This is a subject ever so slightly dear to my heart, and I turn to it with the same sense of modesty and proportion that the author includes in his subtitle, How the Scots Invented the Modern World: The True Story of How Western Europe’s Poorest Nation Created Our World & Everything in It. But he makes an extremely good supporting case for it – overstretched perhaps, but not very far.
“The point of this book is that being Scottish is more than just a matter of nationality or place of origin or clan or even culture. It is also a state of mind, a way of viewing the world and our place in it,” asserts Herman. “This Scottish mentality was a deliberate creation, although it was conceived by many minds and carried out by many hands. It is a self-consciously modern view, so deeply rooted in the assumptions and institutions that govern our lives today that we often miss its significance, not to mention its origin. From this point of view, a large part of the world turns out to be ‘Scottish’ without realizing it. It is time to let them in on the secret. This is the story of how the Scots created the basic ideals of modernity.”
Not bad from an American historian. It’s quite a thesis, and sometimes Herman squeezes the evidence to fit it. Some very great Scots hardly get mentioned at all: Robert Louis Stevenson and Arthur Conan Doyle, for instance, are dismissed as purveyors of “escapist literature,” and hardly get a few lines. Scottish naval heroes of the Napoleonic Wars like Lord Keith or Heneage Dundas likewise rate little coverage. Robert Burns gets surprisingly little notice, and Thomas Carlyle, another great – albeit reactionary – Scottish intellect, even less. John Logie Baird, creator of another characteristic facet of the modern world, the television, doesn’t feature at all, even though other Scots of his era do. Herman also tends to underplay the Romantic Movement, and how much Scotland’s place in the European imagination was down to German and French writers who took it up as the most Romantic country imaginable – in complete contrast to the pragmatic, progressive Lowland spirit.
All the same, Herman doesn’t defer to many of the myths and cliches of Scottishness. He chronicles the Highland Clearances as a great national tragedy and disgrace, but demolishes the legend of the brutal absentee English, pinning the blame on the same clan chieftains often romanticized in nationalist mythology. And he details how miserable traditional Highland life often was, and how the Union allowed rapid improvement to the quality of life North of the Border.
But much of the narrative is about progress outside Scotland as well as within.

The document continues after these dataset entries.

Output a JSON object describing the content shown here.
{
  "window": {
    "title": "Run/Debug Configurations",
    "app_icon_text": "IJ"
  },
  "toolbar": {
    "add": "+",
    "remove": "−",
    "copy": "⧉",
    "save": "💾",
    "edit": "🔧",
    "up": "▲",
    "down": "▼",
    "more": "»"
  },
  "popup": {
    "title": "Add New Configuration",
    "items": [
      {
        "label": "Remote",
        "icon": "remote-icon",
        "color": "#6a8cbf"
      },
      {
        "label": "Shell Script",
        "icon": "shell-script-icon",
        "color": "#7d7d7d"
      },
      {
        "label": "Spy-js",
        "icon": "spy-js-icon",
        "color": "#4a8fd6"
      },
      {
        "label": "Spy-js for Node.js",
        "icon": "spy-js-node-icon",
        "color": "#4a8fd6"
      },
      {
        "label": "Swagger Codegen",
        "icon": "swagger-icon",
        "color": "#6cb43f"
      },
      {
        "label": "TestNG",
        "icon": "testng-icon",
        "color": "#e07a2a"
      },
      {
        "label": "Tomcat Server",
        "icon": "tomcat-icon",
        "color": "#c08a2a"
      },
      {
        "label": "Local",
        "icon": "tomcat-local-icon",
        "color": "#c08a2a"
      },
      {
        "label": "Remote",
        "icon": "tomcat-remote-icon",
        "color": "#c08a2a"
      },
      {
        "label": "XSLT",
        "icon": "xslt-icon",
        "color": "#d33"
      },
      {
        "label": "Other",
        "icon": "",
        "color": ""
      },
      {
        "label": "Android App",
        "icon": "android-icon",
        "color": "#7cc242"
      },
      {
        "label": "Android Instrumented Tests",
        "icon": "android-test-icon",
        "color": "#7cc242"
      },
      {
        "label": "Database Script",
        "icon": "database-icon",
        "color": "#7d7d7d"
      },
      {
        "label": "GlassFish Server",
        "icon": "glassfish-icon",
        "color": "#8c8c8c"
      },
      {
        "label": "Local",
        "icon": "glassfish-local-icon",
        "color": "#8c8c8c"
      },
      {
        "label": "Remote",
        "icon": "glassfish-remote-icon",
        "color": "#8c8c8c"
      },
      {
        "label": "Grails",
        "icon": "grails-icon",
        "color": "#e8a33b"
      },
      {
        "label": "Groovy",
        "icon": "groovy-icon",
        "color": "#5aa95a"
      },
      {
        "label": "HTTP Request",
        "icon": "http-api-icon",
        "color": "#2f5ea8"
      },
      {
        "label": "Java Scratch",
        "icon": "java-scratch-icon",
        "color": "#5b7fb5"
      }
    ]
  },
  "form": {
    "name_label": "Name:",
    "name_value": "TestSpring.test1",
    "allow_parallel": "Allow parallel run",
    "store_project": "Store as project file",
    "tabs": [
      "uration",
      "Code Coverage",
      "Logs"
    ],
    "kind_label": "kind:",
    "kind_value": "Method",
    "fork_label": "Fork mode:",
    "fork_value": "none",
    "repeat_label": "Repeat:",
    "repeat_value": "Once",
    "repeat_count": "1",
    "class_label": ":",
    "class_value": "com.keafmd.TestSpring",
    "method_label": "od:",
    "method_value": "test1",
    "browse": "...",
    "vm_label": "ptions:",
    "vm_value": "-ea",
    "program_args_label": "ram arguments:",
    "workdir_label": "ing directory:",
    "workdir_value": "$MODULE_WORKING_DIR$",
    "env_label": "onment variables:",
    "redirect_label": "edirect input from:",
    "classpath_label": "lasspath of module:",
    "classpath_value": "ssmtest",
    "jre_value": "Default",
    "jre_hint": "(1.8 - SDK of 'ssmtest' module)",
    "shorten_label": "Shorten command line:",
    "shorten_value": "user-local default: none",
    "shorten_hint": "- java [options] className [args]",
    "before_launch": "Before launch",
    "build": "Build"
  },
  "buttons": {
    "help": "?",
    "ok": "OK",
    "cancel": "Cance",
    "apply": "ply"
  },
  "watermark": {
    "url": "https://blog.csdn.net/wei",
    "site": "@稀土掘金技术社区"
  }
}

Besides being a history of Scotland, this is a history of the modern world, and a reminder of how technological, industrial civilization came to be. Follow-ups like James Buchan’s Crowded with Genius: Edinburgh, 1745-1789 have expanded the same thesis. Herman’s historical perspective, and the prime example of the Scottish Highlands, shows just how far we are from the pre-modern world, and how much we did gain in the interim. And yes, the critical, inventive, improving spirit that fostered both technology and the wealth of nations was hatched and systematized in Scotland. It then proceeded to scale up and take over the world. If you want to follow that trek, and learn how and why modern technological, industrial civilization came to be, this it the book for you. And it’s quite a story.